> _What to work on_
Identify every line in the records below that contains the word "expander", and reproduce each one.

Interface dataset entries
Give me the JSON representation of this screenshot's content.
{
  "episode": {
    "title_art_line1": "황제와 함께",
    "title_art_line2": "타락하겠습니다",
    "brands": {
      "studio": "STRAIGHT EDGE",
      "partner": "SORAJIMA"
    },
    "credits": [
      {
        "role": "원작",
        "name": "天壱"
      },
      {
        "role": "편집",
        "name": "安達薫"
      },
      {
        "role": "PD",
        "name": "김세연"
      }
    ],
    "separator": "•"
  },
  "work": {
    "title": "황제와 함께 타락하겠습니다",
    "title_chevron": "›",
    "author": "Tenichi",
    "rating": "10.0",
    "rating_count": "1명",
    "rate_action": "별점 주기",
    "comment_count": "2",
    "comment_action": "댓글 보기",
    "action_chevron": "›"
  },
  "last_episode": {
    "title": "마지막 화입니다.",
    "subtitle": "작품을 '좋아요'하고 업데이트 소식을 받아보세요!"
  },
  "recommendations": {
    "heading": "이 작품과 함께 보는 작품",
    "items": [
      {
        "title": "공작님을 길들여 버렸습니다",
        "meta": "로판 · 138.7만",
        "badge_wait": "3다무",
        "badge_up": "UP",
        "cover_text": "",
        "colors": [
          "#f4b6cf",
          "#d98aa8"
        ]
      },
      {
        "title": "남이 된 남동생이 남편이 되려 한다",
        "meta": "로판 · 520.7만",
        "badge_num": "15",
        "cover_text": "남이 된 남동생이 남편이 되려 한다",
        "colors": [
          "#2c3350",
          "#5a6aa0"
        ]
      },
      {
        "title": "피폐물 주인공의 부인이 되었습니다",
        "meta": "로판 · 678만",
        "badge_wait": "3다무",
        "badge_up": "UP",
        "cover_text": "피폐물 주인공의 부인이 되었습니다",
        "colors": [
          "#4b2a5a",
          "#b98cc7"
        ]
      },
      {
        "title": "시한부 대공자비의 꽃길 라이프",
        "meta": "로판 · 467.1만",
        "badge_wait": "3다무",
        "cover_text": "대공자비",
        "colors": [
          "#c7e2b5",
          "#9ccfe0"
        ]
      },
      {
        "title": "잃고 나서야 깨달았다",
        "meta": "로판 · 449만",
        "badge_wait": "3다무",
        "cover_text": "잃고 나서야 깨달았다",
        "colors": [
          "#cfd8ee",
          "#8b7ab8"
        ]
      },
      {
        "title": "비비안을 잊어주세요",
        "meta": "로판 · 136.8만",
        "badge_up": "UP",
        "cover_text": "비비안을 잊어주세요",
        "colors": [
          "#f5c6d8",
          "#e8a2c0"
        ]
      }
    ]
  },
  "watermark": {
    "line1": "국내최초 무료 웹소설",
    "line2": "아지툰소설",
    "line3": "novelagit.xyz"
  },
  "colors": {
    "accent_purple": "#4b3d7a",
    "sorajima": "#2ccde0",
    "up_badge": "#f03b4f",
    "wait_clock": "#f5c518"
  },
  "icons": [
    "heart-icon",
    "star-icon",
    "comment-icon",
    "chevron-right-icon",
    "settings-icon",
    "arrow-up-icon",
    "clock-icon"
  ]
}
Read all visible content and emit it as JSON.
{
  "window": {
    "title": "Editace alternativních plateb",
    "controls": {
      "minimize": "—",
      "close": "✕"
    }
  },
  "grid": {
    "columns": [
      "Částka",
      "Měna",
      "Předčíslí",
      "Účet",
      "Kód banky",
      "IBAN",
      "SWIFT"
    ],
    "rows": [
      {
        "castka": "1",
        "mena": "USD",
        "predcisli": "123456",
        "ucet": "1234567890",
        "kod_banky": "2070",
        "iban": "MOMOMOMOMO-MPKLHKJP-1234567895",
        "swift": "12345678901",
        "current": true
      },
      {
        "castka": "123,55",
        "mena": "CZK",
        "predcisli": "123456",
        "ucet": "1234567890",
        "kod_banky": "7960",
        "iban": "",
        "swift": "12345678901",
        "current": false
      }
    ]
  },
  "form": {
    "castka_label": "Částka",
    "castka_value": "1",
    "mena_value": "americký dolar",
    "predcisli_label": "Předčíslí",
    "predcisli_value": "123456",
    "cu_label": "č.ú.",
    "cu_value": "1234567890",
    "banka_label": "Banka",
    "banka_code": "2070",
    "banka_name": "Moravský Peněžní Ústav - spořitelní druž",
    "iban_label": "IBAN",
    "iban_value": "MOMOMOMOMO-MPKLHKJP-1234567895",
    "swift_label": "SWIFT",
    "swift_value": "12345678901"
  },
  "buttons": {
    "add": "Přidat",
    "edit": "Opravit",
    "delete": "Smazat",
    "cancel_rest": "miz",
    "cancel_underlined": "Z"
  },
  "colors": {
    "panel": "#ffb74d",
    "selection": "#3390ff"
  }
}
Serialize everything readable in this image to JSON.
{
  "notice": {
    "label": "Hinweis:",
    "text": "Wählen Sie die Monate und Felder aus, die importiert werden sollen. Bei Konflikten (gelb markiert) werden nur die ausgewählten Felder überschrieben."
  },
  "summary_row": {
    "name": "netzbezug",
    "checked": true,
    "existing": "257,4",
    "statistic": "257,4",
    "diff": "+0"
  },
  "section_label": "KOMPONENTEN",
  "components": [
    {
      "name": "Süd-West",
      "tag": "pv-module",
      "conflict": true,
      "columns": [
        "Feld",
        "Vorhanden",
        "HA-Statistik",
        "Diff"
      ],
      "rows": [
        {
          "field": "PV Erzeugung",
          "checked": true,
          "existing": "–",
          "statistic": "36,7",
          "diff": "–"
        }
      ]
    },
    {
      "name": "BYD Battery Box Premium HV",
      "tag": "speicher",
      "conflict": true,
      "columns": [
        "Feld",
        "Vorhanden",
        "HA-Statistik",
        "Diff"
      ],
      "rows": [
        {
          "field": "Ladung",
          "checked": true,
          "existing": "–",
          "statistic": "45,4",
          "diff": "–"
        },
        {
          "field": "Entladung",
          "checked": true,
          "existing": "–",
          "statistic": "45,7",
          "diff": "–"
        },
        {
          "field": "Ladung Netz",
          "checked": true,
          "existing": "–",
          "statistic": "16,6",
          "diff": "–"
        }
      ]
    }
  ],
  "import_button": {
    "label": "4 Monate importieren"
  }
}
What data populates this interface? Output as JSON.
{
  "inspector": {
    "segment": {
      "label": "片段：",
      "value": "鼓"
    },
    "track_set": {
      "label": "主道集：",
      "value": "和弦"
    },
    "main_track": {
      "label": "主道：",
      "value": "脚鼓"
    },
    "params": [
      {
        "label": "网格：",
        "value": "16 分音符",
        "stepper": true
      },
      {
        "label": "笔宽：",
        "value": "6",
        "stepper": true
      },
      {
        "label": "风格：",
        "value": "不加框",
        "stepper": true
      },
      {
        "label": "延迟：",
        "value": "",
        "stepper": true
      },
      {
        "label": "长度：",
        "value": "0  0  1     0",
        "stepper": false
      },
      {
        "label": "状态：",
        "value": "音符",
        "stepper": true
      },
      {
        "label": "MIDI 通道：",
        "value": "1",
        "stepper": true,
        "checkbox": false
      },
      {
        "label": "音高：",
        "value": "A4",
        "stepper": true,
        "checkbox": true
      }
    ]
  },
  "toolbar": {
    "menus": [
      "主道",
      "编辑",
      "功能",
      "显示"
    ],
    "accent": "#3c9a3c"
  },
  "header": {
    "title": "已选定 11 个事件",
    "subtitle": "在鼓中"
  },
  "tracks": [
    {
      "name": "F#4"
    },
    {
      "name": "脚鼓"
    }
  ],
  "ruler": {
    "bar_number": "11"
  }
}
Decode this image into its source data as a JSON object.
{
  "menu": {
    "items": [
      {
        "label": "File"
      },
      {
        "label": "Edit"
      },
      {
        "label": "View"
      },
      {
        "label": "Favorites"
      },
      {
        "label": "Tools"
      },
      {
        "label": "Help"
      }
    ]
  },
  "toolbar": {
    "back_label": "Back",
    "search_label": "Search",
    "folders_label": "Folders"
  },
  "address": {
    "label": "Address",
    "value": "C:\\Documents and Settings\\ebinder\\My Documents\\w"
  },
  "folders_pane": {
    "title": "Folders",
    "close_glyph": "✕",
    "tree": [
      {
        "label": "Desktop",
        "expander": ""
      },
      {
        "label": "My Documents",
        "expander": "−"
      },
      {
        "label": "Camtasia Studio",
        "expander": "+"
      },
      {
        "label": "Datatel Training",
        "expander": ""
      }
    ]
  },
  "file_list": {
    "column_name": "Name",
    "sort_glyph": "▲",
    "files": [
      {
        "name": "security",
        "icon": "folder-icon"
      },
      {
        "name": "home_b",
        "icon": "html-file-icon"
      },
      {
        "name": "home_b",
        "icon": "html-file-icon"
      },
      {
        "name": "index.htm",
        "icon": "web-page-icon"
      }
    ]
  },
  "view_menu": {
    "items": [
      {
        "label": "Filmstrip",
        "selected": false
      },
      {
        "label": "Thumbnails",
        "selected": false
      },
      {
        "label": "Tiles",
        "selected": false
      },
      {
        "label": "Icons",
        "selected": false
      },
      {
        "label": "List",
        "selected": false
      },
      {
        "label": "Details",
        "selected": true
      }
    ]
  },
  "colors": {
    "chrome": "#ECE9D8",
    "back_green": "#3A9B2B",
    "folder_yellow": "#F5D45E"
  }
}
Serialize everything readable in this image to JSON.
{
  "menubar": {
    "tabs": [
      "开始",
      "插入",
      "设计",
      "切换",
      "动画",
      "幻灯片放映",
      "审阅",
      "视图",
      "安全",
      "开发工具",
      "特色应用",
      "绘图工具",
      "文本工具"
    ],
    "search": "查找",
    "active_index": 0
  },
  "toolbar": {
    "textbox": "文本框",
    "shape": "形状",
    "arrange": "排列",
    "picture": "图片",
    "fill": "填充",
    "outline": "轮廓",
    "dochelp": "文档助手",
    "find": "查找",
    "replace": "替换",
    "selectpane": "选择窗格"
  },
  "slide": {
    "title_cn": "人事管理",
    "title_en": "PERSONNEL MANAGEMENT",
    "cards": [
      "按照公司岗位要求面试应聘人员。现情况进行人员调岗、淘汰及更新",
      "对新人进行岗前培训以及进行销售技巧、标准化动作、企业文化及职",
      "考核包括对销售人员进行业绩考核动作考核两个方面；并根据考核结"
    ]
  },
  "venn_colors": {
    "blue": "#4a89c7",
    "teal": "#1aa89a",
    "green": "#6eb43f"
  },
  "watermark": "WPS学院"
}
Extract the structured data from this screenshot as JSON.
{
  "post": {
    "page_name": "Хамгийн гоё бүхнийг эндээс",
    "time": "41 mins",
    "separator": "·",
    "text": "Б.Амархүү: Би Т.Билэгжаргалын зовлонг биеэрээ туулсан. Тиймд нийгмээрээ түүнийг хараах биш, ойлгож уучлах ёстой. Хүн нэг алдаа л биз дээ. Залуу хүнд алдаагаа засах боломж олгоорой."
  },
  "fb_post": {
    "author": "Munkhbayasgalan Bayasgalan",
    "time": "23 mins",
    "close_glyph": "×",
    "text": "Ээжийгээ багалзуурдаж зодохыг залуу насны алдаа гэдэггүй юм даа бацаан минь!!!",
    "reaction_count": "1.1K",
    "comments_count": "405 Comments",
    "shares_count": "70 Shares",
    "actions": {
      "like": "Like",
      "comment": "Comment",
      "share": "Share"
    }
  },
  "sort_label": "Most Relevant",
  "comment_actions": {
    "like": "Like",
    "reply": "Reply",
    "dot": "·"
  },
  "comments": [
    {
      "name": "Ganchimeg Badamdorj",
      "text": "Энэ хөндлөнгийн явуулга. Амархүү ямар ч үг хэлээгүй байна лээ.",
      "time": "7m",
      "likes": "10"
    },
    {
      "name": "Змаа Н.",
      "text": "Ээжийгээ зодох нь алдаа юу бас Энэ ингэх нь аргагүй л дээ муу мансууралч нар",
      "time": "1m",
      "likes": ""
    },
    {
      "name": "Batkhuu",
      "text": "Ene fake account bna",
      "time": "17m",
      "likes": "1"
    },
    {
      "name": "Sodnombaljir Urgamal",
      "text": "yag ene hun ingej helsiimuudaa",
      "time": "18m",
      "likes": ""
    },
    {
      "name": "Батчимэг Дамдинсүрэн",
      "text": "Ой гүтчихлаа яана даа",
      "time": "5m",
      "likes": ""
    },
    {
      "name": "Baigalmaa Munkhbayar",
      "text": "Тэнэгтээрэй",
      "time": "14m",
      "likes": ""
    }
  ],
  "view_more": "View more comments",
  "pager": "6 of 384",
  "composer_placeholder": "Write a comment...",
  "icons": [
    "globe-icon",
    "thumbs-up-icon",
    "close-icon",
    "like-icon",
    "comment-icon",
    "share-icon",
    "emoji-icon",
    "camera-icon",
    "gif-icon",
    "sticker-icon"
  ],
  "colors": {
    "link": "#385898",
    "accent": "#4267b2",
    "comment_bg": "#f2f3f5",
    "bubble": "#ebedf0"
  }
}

> _Answer space_
        "expander": ""
        "expander": "−"
        "expander": "+"
        "expander": ""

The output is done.